> _Given information_:
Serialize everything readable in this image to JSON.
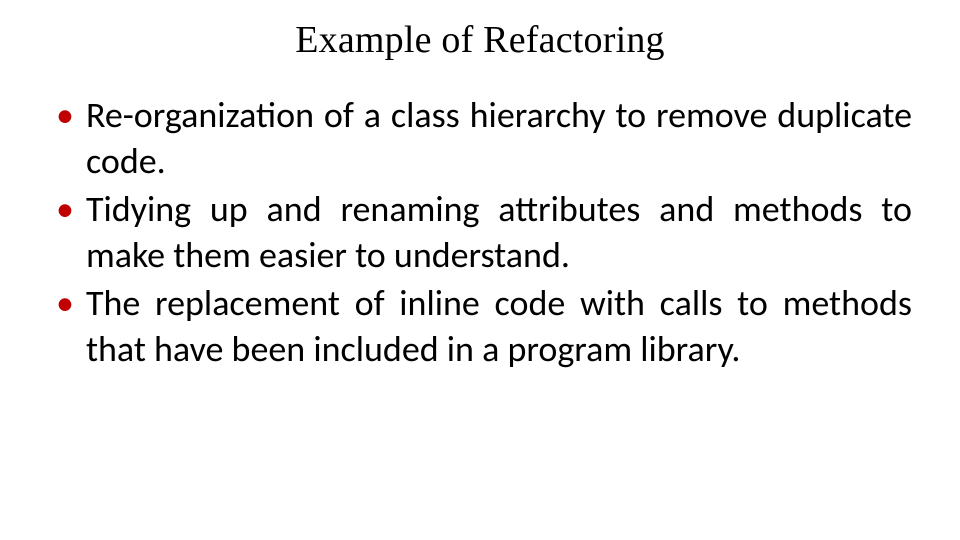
{
  "slide": {
    "title": "Example of Refactoring",
    "bullets": [
      "Re-organization of a class hierarchy to remove duplicate code.",
      "Tidying up and renaming attributes and methods to make them easier to understand.",
      "The replacement of inline code with calls to methods that have been included in a program library."
    ]
  }
}
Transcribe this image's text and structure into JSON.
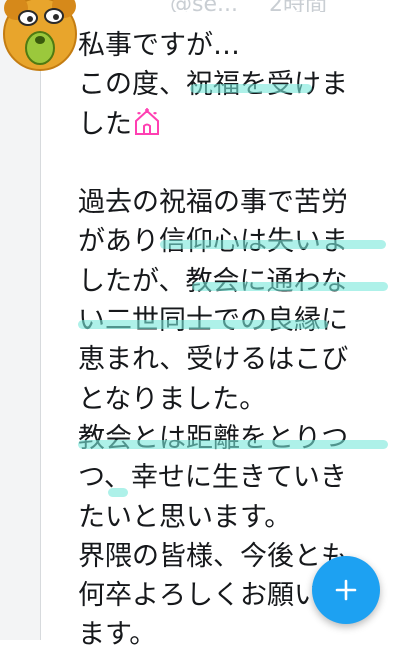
{
  "header": {
    "handle": "@se...",
    "time": "2時間"
  },
  "tweet": {
    "lines": [
      "私事ですが…",
      "この度、祝福を受けま",
      "した",
      "",
      "過去の祝福の事で苦労",
      "があり信仰心は失いま",
      "したが、教会に通わな",
      "い二世同士での良縁に",
      "恵まれ、受けるはこび",
      "となりました。",
      "教会とは距離をとりつ",
      "つ、幸せに生きていき",
      "たいと思います。",
      "界隈の皆様、今後とも",
      "何卒よろしくお願い",
      "ます。"
    ],
    "emoji": "wedding-chapel-emoji"
  },
  "compose": {
    "icon": "plus-icon",
    "color": "#1da1f2"
  },
  "highlight_color": "#78e8da"
}
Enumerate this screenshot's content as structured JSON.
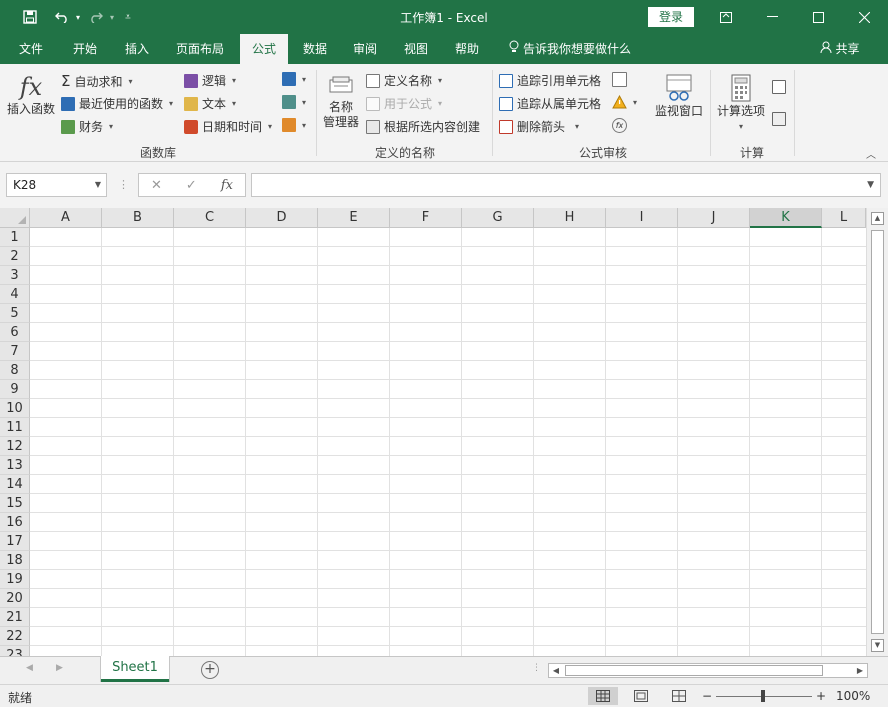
{
  "titlebar": {
    "title": "工作簿1  -  Excel",
    "login_label": "登录",
    "save_icon": "save-icon",
    "undo_icon": "undo-icon",
    "redo_icon": "redo-icon",
    "customize_icon": "customize-quick-access-icon",
    "restore_icon": "ribbon-display-options-icon",
    "minimize_icon": "minimize-icon",
    "maximize_icon": "maximize-icon",
    "close_icon": "close-icon"
  },
  "tabs": [
    "文件",
    "开始",
    "插入",
    "页面布局",
    "公式",
    "数据",
    "审阅",
    "视图",
    "帮助"
  ],
  "tell_me": "告诉我你想要做什么",
  "share": "共享",
  "ribbon": {
    "function_library": {
      "label": "函数库",
      "insert_function": "插入函数",
      "autosum": "自动求和",
      "recently_used": "最近使用的函数",
      "financial": "财务",
      "logical": "逻辑",
      "text": "文本",
      "date_time": "日期和时间"
    },
    "defined_names": {
      "label": "定义的名称",
      "name_manager_line1": "名称",
      "name_manager_line2": "管理器",
      "define_name": "定义名称",
      "use_in_formula": "用于公式",
      "create_from_selection": "根据所选内容创建"
    },
    "formula_auditing": {
      "label": "公式审核",
      "trace_precedents": "追踪引用单元格",
      "trace_dependents": "追踪从属单元格",
      "remove_arrows": "删除箭头",
      "watch_window": "监视窗口"
    },
    "calculation": {
      "label": "计算",
      "calc_options": "计算选项"
    }
  },
  "formula_bar": {
    "name_box": "K28",
    "cancel_icon": "✕",
    "enter_icon": "✓",
    "fx_label": "fx",
    "value": ""
  },
  "sheet": {
    "columns": [
      "A",
      "B",
      "C",
      "D",
      "E",
      "F",
      "G",
      "H",
      "I",
      "J",
      "K",
      "L"
    ],
    "selected_column": "K",
    "rows": [
      "1",
      "2",
      "3",
      "4",
      "5",
      "6",
      "7",
      "8",
      "9",
      "10",
      "11",
      "12",
      "13",
      "14",
      "15",
      "16",
      "17",
      "18",
      "19",
      "20",
      "21",
      "22",
      "23"
    ]
  },
  "sheet_tabs": [
    "Sheet1"
  ],
  "status": {
    "text": "就绪",
    "zoom": "100%",
    "zoom_minus": "−",
    "zoom_plus": "+"
  },
  "colors": {
    "accent": "#217346",
    "ribbon_bg": "#f3f3f3"
  }
}
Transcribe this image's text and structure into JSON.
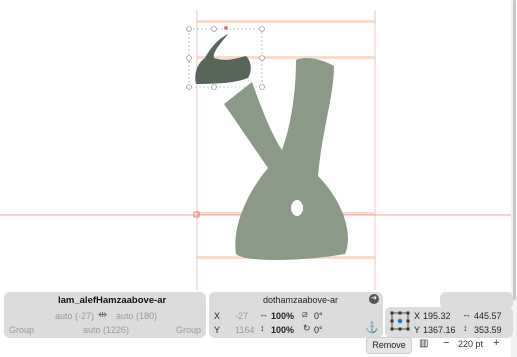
{
  "left_glyph": {
    "name": "lam_alefHamzaabove-ar",
    "lsb": "auto (-27)",
    "rsb": "auto (180)",
    "group_left_label": "Group",
    "group_value": "auto (1226)",
    "group_right_label": "Group"
  },
  "right_glyph": {
    "name": "dothamzaabove-ar"
  },
  "transform": {
    "x_label": "X",
    "x_value": "-27",
    "y_label": "Y",
    "y_value": "1164",
    "width_scale": "100%",
    "height_scale": "100%",
    "slant": "0°",
    "rotate": "0°"
  },
  "selection": {
    "x_label": "X",
    "x_value": "195.32",
    "y_label": "Y",
    "y_value": "1367.16",
    "width_value": "445.57",
    "height_value": "353.59"
  },
  "footer": {
    "remove_label": "Remove",
    "zoom_value": "220 pt",
    "minus": "−",
    "plus": "+"
  },
  "colors": {
    "glyph_fill": "#8a9a86",
    "component_fill": "#58665a",
    "metric_line": "#f4d6c8",
    "baseline": "#e08a8a",
    "panel_bg": "#dcdcdc"
  }
}
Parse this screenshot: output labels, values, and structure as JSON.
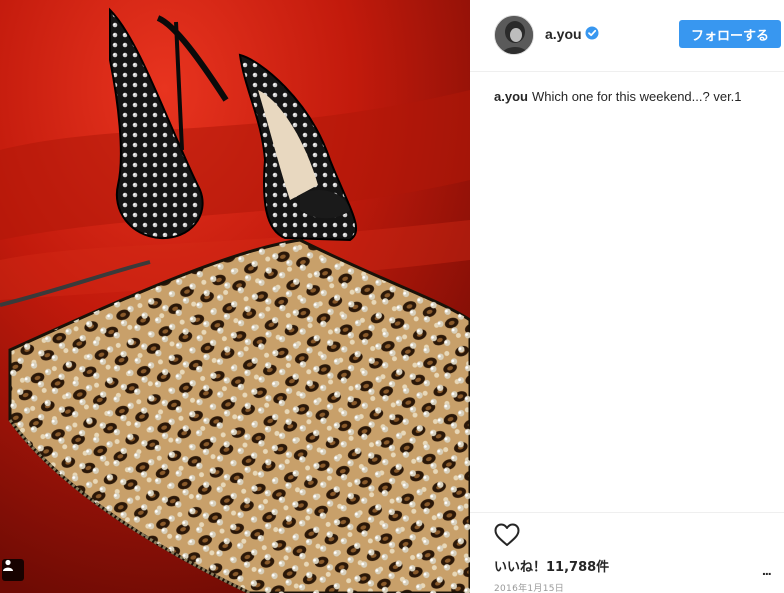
{
  "post": {
    "username": "a.you",
    "follow_label": "フォローする",
    "caption_user": "a.you",
    "caption_text": "Which one for this weekend...? ver.1",
    "likes_text": "いいね！11,788件",
    "date_text": "2016年1月15日",
    "more_label": "..."
  },
  "icons": {
    "verified": "verified-badge-icon",
    "heart": "heart-outline-icon",
    "user_tag": "person-icon",
    "more": "more-options-icon"
  },
  "colors": {
    "accent": "#3897f0",
    "text": "#262626",
    "muted": "#999999",
    "divider": "#efefef"
  }
}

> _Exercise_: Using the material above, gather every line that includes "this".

> _Exercise answer_:
Serialize everything readable in this image to JSON.
Transcribe this image's text and structure into JSON.
Enumerate this screenshot's content as structured JSON.
Transcribe this image's text and structure into JSON.
Parse this screenshot: output labels, values, and structure as JSON.
    "caption_text": "Which one for this weekend...? ver.1",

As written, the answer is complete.